(Excerpts from an interface dataset)

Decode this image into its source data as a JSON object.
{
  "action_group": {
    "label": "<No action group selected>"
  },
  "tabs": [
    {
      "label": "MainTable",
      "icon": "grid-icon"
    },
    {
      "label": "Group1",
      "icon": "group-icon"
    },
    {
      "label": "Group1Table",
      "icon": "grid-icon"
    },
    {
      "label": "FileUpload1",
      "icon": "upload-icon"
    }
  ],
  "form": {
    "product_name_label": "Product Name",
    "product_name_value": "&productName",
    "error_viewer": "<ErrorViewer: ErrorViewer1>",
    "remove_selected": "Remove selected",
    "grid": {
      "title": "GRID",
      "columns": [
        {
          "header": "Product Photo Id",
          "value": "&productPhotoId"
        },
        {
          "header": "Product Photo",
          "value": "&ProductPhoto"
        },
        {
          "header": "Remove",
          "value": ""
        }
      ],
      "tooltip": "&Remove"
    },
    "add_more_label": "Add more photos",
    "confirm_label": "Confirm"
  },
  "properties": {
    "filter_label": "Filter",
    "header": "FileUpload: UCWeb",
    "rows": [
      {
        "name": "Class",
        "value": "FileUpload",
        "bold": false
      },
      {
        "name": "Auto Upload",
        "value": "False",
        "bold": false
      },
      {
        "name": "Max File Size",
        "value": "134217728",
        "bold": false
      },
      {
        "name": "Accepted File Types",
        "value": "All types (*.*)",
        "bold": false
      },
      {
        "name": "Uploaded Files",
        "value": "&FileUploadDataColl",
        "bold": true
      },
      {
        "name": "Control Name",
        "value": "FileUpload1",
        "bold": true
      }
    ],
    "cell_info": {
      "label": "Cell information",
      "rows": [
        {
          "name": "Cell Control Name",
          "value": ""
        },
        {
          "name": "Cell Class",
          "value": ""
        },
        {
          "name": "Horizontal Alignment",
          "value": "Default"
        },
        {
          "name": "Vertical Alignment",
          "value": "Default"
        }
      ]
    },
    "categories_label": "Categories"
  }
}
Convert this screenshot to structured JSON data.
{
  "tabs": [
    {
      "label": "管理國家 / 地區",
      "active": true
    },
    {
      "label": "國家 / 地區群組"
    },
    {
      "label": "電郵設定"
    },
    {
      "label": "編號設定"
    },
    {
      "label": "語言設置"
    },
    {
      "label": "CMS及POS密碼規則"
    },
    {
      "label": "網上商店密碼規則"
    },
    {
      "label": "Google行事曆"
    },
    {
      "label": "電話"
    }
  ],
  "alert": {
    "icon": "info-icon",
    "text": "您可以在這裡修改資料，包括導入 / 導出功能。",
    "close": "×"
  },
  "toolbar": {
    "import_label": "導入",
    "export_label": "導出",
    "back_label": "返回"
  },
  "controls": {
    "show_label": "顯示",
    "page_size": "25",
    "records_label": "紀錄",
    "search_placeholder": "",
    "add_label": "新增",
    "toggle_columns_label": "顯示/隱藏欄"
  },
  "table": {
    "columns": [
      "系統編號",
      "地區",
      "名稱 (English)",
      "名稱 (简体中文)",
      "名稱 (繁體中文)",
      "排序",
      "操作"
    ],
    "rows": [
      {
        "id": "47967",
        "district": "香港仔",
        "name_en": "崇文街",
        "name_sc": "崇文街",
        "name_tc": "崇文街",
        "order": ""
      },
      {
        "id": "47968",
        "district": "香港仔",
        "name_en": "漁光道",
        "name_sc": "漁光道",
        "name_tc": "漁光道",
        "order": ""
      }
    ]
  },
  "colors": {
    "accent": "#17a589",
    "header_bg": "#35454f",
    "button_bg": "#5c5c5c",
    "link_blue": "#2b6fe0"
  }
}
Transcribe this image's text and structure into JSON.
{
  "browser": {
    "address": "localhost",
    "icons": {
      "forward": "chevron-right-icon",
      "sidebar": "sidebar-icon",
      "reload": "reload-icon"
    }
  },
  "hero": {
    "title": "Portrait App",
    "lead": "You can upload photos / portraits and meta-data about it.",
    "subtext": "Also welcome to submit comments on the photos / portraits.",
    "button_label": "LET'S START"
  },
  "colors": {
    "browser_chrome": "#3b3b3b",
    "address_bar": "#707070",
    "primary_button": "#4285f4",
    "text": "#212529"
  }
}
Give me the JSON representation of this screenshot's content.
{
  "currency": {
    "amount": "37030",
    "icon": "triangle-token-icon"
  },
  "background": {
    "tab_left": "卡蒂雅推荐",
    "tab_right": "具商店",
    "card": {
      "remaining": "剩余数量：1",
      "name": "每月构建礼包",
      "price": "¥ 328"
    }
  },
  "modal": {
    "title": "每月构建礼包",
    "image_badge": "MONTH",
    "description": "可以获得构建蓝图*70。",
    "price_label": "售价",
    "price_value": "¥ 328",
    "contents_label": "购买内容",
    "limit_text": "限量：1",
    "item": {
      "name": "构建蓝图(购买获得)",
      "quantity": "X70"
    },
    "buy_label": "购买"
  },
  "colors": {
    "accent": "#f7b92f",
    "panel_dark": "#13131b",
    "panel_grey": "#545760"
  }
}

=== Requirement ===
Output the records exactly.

=== Solution ===
Decode this image into its source data as a JSON object.
{
  "action_group": {
    "label": "<No action group selected>"
  },
  "tabs": [
    {
      "label": "MainTable",
      "icon": "grid-icon"
    },
    {
      "label": "Group1",
      "icon": "group-icon"
    },
    {
      "label": "Group1Table",
      "icon": "grid-icon"
    },
    {
      "label": "FileUpload1",
      "icon": "upload-icon"
    }
  ],
  "form": {
    "product_name_label": "Product Name",
    "product_name_value": "&productName",
    "error_viewer": "<ErrorViewer: ErrorViewer1>",
    "remove_selected": "Remove selected",
    "grid": {
      "title": "GRID",
      "columns": [
        {
          "header": "Product Photo Id",
          "value": "&productPhotoId"
        },
        {
          "header": "Product Photo",
          "value": "&ProductPhoto"
        },
        {
          "header": "Remove",
          "value": ""
        }
      ],
      "tooltip": "&Remove"
    },
    "add_more_label": "Add more photos",
    "confirm_label": "Confirm"
  },
  "properties": {
    "filter_label": "Filter",
    "header": "FileUpload: UCWeb",
    "rows": [
      {
        "name": "Class",
        "value": "FileUpload",
        "bold": false
      },
      {
        "name": "Auto Upload",
        "value": "False",
        "bold": false
      },
      {
        "name": "Max File Size",
        "value": "134217728",
        "bold": false
      },
      {
        "name": "Accepted File Types",
        "value": "All types (*.*)",
        "bold": false
      },
      {
        "name": "Uploaded Files",
        "value": "&FileUploadDataColl",
        "bold": true
      },
      {
        "name": "Control Name",
        "value": "FileUpload1",
        "bold": true
      }
    ],
    "cell_info": {
      "label": "Cell information",
      "rows": [
        {
          "name": "Cell Control Name",
          "value": ""
        },
        {
          "name": "Cell Class",
          "value": ""
        },
        {
          "name": "Horizontal Alignment",
          "value": "Default"
        },
        {
          "name": "Vertical Alignment",
          "value": "Default"
        }
      ]
    },
    "categories_label": "Categories"
  }
}
Convert this screenshot to structured JSON data.
{
  "tabs": [
    {
      "label": "管理國家 / 地區",
      "active": true
    },
    {
      "label": "國家 / 地區群組"
    },
    {
      "label": "電郵設定"
    },
    {
      "label": "編號設定"
    },
    {
      "label": "語言設置"
    },
    {
      "label": "CMS及POS密碼規則"
    },
    {
      "label": "網上商店密碼規則"
    },
    {
      "label": "Google行事曆"
    },
    {
      "label": "電話"
    }
  ],
  "alert": {
    "icon": "info-icon",
    "text": "您可以在這裡修改資料，包括導入 / 導出功能。",
    "close": "×"
  },
  "toolbar": {
    "import_label": "導入",
    "export_label": "導出",
    "back_label": "返回"
  },
  "controls": {
    "show_label": "顯示",
    "page_size": "25",
    "records_label": "紀錄",
    "search_placeholder": "",
    "add_label": "新增",
    "toggle_columns_label": "顯示/隱藏欄"
  },
  "table": {
    "columns": [
      "系統編號",
      "地區",
      "名稱 (English)",
      "名稱 (简体中文)",
      "名稱 (繁體中文)",
      "排序",
      "操作"
    ],
    "rows": [
      {
        "id": "47967",
        "district": "香港仔",
        "name_en": "崇文街",
        "name_sc": "崇文街",
        "name_tc": "崇文街",
        "order": ""
      },
      {
        "id": "47968",
        "district": "香港仔",
        "name_en": "漁光道",
        "name_sc": "漁光道",
        "name_tc": "漁光道",
        "order": ""
      }
    ]
  },
  "colors": {
    "accent": "#17a589",
    "header_bg": "#35454f",
    "button_bg": "#5c5c5c",
    "link_blue": "#2b6fe0"
  }
}
Transcribe this image's text and structure into JSON.
{
  "browser": {
    "address": "localhost",
    "icons": {
      "forward": "chevron-right-icon",
      "sidebar": "sidebar-icon",
      "reload": "reload-icon"
    }
  },
  "hero": {
    "title": "Portrait App",
    "lead": "You can upload photos / portraits and meta-data about it.",
    "subtext": "Also welcome to submit comments on the photos / portraits.",
    "button_label": "LET'S START"
  },
  "colors": {
    "browser_chrome": "#3b3b3b",
    "address_bar": "#707070",
    "primary_button": "#4285f4",
    "text": "#212529"
  }
}
Give me the JSON representation of this screenshot's content.
{
  "currency": {
    "amount": "37030",
    "icon": "triangle-token-icon"
  },
  "background": {
    "tab_left": "卡蒂雅推荐",
    "tab_right": "具商店",
    "card": {
      "remaining": "剩余数量：1",
      "name": "每月构建礼包",
      "price": "¥ 328"
    }
  },
  "modal": {
    "title": "每月构建礼包",
    "image_badge": "MONTH",
    "description": "可以获得构建蓝图*70。",
    "price_label": "售价",
    "price_value": "¥ 328",
    "contents_label": "购买内容",
    "limit_text": "限量：1",
    "item": {
      "name": "构建蓝图(购买获得)",
      "quantity": "X70"
    },
    "buy_label": "购买"
  },
  "colors": {
    "accent": "#f7b92f",
    "panel_dark": "#13131b",
    "panel_grey": "#545760"
  }
}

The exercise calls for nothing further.